Top of Data supplied

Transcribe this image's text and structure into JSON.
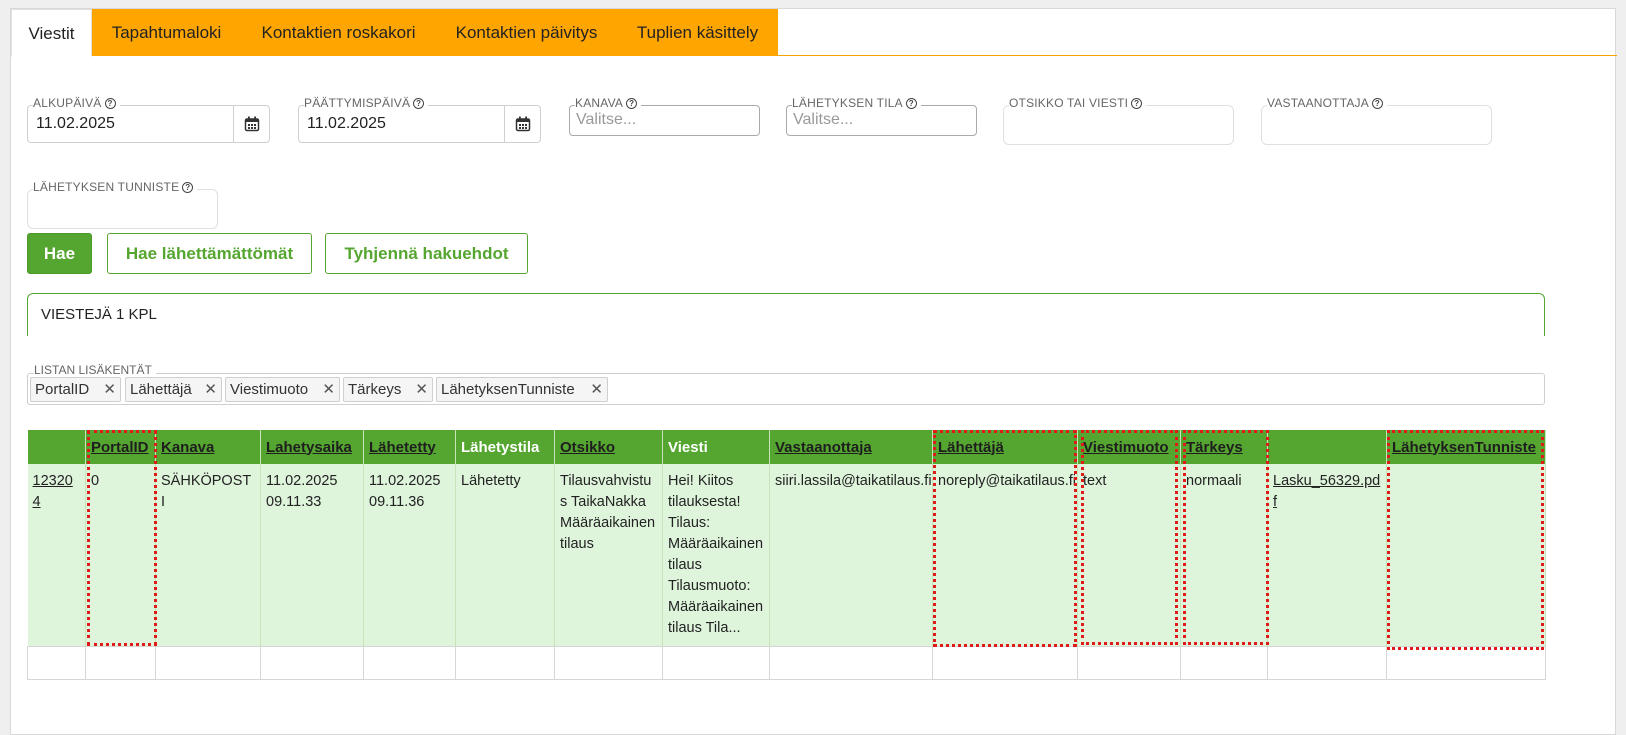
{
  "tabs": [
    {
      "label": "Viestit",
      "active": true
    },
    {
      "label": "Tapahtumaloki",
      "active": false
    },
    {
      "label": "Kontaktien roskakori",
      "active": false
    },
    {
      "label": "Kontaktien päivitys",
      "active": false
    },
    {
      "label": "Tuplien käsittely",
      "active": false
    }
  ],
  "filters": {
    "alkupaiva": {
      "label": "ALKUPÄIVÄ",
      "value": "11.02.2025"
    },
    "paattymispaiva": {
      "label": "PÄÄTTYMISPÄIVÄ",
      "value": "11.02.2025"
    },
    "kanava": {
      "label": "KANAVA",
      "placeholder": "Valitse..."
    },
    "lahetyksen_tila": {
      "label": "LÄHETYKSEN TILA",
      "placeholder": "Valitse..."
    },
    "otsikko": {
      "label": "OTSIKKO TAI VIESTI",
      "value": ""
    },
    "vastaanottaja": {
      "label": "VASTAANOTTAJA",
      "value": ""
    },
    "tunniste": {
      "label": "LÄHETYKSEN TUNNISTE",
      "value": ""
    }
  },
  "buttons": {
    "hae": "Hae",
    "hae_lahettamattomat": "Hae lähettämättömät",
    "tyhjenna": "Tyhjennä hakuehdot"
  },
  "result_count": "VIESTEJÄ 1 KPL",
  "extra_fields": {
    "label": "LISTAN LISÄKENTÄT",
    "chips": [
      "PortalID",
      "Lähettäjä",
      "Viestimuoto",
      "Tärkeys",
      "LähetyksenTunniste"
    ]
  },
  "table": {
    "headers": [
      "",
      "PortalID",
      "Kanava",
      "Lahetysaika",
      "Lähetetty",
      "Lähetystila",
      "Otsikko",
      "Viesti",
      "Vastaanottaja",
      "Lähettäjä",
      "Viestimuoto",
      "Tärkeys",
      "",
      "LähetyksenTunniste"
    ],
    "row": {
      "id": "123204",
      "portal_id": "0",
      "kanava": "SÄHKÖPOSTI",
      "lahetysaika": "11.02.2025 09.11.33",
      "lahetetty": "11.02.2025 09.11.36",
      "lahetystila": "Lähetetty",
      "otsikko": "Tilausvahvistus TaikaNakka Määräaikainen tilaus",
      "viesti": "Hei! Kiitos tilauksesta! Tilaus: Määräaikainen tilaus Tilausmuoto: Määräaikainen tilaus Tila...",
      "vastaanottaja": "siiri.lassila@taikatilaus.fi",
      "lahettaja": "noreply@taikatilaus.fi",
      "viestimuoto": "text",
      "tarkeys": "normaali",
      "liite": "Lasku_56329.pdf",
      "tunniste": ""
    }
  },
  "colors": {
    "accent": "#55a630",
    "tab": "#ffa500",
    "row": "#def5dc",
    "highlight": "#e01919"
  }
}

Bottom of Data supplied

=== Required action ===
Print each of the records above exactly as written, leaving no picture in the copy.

=== Response box ===
Transcribe this image's text and structure into JSON.
{
  "tabs": [
    {
      "label": "Viestit",
      "active": true
    },
    {
      "label": "Tapahtumaloki",
      "active": false
    },
    {
      "label": "Kontaktien roskakori",
      "active": false
    },
    {
      "label": "Kontaktien päivitys",
      "active": false
    },
    {
      "label": "Tuplien käsittely",
      "active": false
    }
  ],
  "filters": {
    "alkupaiva": {
      "label": "ALKUPÄIVÄ",
      "value": "11.02.2025"
    },
    "paattymispaiva": {
      "label": "PÄÄTTYMISPÄIVÄ",
      "value": "11.02.2025"
    },
    "kanava": {
      "label": "KANAVA",
      "placeholder": "Valitse..."
    },
    "lahetyksen_tila": {
      "label": "LÄHETYKSEN TILA",
      "placeholder": "Valitse..."
    },
    "otsikko": {
      "label": "OTSIKKO TAI VIESTI",
      "value": ""
    },
    "vastaanottaja": {
      "label": "VASTAANOTTAJA",
      "value": ""
    },
    "tunniste": {
      "label": "LÄHETYKSEN TUNNISTE",
      "value": ""
    }
  },
  "buttons": {
    "hae": "Hae",
    "hae_lahettamattomat": "Hae lähettämättömät",
    "tyhjenna": "Tyhjennä hakuehdot"
  },
  "result_count": "VIESTEJÄ 1 KPL",
  "extra_fields": {
    "label": "LISTAN LISÄKENTÄT",
    "chips": [
      "PortalID",
      "Lähettäjä",
      "Viestimuoto",
      "Tärkeys",
      "LähetyksenTunniste"
    ]
  },
  "table": {
    "headers": [
      "",
      "PortalID",
      "Kanava",
      "Lahetysaika",
      "Lähetetty",
      "Lähetystila",
      "Otsikko",
      "Viesti",
      "Vastaanottaja",
      "Lähettäjä",
      "Viestimuoto",
      "Tärkeys",
      "",
      "LähetyksenTunniste"
    ],
    "row": {
      "id": "123204",
      "portal_id": "0",
      "kanava": "SÄHKÖPOSTI",
      "lahetysaika": "11.02.2025 09.11.33",
      "lahetetty": "11.02.2025 09.11.36",
      "lahetystila": "Lähetetty",
      "otsikko": "Tilausvahvistus TaikaNakka Määräaikainen tilaus",
      "viesti": "Hei! Kiitos tilauksesta! Tilaus: Määräaikainen tilaus Tilausmuoto: Määräaikainen tilaus Tila...",
      "vastaanottaja": "siiri.lassila@taikatilaus.fi",
      "lahettaja": "noreply@taikatilaus.fi",
      "viestimuoto": "text",
      "tarkeys": "normaali",
      "liite": "Lasku_56329.pdf",
      "tunniste": ""
    }
  },
  "colors": {
    "accent": "#55a630",
    "tab": "#ffa500",
    "row": "#def5dc",
    "highlight": "#e01919"
  }
}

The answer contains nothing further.